◆ Your assignment ◆
With the images removed, write out every line below exactly.

(Stored records)
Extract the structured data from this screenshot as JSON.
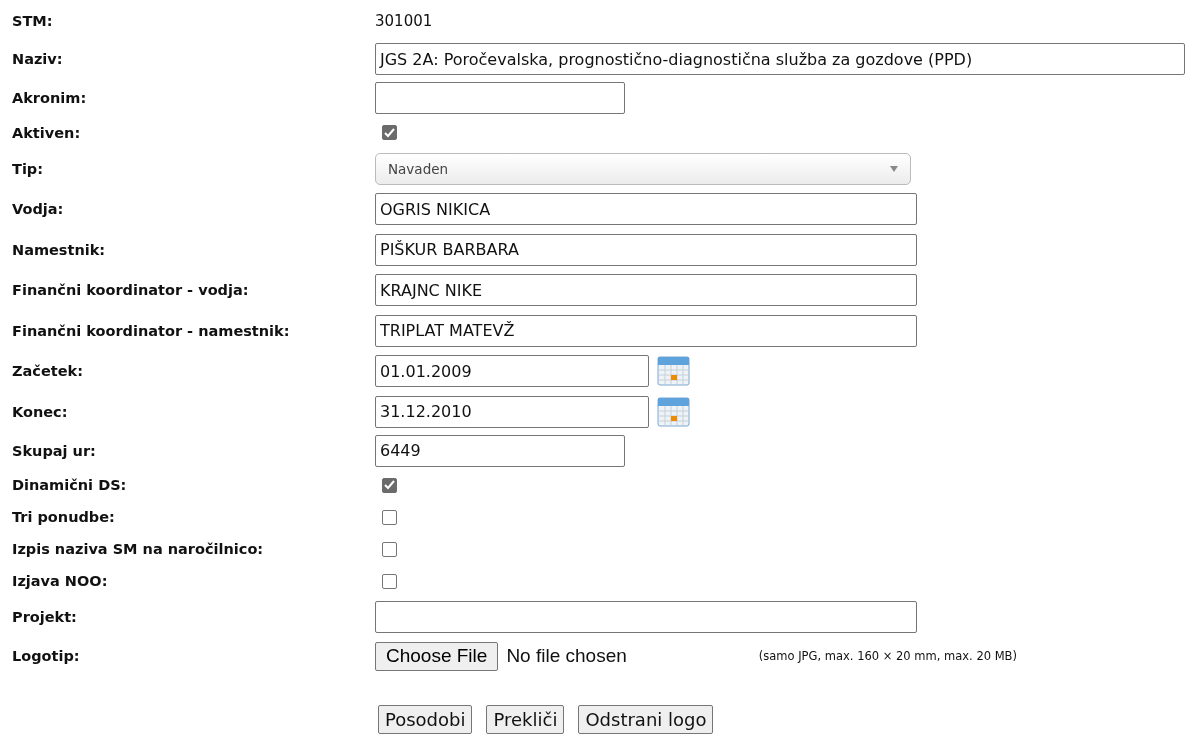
{
  "rows": [
    {
      "kind": "text",
      "label": "STM:",
      "value": "301001"
    },
    {
      "kind": "wide_input",
      "label": "Naziv:",
      "value": "JGS 2A: Poročevalska, prognostično-diagnostična služba za gozdove (PPD)"
    },
    {
      "kind": "short_input",
      "label": "Akronim:"
    },
    {
      "kind": "checkbox",
      "label": "Aktiven:",
      "checked": true
    },
    {
      "kind": "select",
      "label": "Tip:",
      "value": "Navaden"
    },
    {
      "kind": "input",
      "label": "Vodja:",
      "value": "OGRIS NIKICA"
    },
    {
      "kind": "input",
      "label": "Namestnik:",
      "value": "PIŠKUR BARBARA"
    },
    {
      "kind": "input",
      "label": "Finančni koordinator - vodja:",
      "value": "KRAJNC NIKE"
    },
    {
      "kind": "input",
      "label": "Finančni koordinator - namestnik:",
      "value": "TRIPLAT MATEVŽ"
    },
    {
      "kind": "date",
      "label": "Začetek:",
      "value": "01.01.2009"
    },
    {
      "kind": "date",
      "label": "Konec:",
      "value": "31.12.2010"
    },
    {
      "kind": "short_input",
      "label": "Skupaj ur:",
      "value": "6449"
    },
    {
      "kind": "checkbox",
      "label": "Dinamični DS:",
      "checked": true
    },
    {
      "kind": "checkbox",
      "label": "Tri ponudbe:",
      "checked": false
    },
    {
      "kind": "checkbox",
      "label": "Izpis naziva SM na naročilnico:",
      "checked": false
    },
    {
      "kind": "checkbox",
      "label": "Izjava NOO:",
      "checked": false
    },
    {
      "kind": "input",
      "label": "Projekt:"
    },
    {
      "kind": "file",
      "label": "Logotip:",
      "button": "Choose File",
      "status": "No file chosen",
      "hint": "(samo JPG, max. 160 × 20 mm, max. 20 MB)"
    }
  ],
  "buttons": [
    "Posodobi",
    "Prekliči",
    "Odstrani logo"
  ]
}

◆ Response box ◆
Extract the structured data from this screenshot as JSON.
{
  "rows": [
    {
      "kind": "text",
      "label": "STM:",
      "value": "301001"
    },
    {
      "kind": "wide_input",
      "label": "Naziv:",
      "value": "JGS 2A: Poročevalska, prognostično-diagnostična služba za gozdove (PPD)"
    },
    {
      "kind": "short_input",
      "label": "Akronim:"
    },
    {
      "kind": "checkbox",
      "label": "Aktiven:",
      "checked": true
    },
    {
      "kind": "select",
      "label": "Tip:",
      "value": "Navaden"
    },
    {
      "kind": "input",
      "label": "Vodja:",
      "value": "OGRIS NIKICA"
    },
    {
      "kind": "input",
      "label": "Namestnik:",
      "value": "PIŠKUR BARBARA"
    },
    {
      "kind": "input",
      "label": "Finančni koordinator - vodja:",
      "value": "KRAJNC NIKE"
    },
    {
      "kind": "input",
      "label": "Finančni koordinator - namestnik:",
      "value": "TRIPLAT MATEVŽ"
    },
    {
      "kind": "date",
      "label": "Začetek:",
      "value": "01.01.2009"
    },
    {
      "kind": "date",
      "label": "Konec:",
      "value": "31.12.2010"
    },
    {
      "kind": "short_input",
      "label": "Skupaj ur:",
      "value": "6449"
    },
    {
      "kind": "checkbox",
      "label": "Dinamični DS:",
      "checked": true
    },
    {
      "kind": "checkbox",
      "label": "Tri ponudbe:",
      "checked": false
    },
    {
      "kind": "checkbox",
      "label": "Izpis naziva SM na naročilnico:",
      "checked": false
    },
    {
      "kind": "checkbox",
      "label": "Izjava NOO:",
      "checked": false
    },
    {
      "kind": "input",
      "label": "Projekt:"
    },
    {
      "kind": "file",
      "label": "Logotip:",
      "button": "Choose File",
      "status": "No file chosen",
      "hint": "(samo JPG, max. 160 × 20 mm, max. 20 MB)"
    }
  ],
  "buttons": [
    "Posodobi",
    "Prekliči",
    "Odstrani logo"
  ]
}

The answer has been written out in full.